- _REQUIRED ACTION_: Please return the records below exactly as they stand.

[Entries taken from a collection]

_ _ _

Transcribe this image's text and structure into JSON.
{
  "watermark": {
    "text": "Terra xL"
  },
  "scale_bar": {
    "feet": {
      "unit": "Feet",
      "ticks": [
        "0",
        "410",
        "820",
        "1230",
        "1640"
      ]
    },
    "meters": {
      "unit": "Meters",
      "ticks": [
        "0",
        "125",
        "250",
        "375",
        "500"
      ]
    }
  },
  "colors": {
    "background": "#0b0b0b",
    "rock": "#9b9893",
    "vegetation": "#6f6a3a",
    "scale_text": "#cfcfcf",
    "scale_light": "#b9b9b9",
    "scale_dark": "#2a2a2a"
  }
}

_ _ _

- _EXERCISE RESULT_:
Transcribe this image's text and structure into JSON.
{
  "watermark": {
    "text": "Terra xL"
  },
  "scale_bar": {
    "feet": {
      "unit": "Feet",
      "ticks": [
        "0",
        "410",
        "820",
        "1230",
        "1640"
      ]
    },
    "meters": {
      "unit": "Meters",
      "ticks": [
        "0",
        "125",
        "250",
        "375",
        "500"
      ]
    }
  },
  "colors": {
    "background": "#0b0b0b",
    "rock": "#9b9893",
    "vegetation": "#6f6a3a",
    "scale_text": "#cfcfcf",
    "scale_light": "#b9b9b9",
    "scale_dark": "#2a2a2a"
  }
}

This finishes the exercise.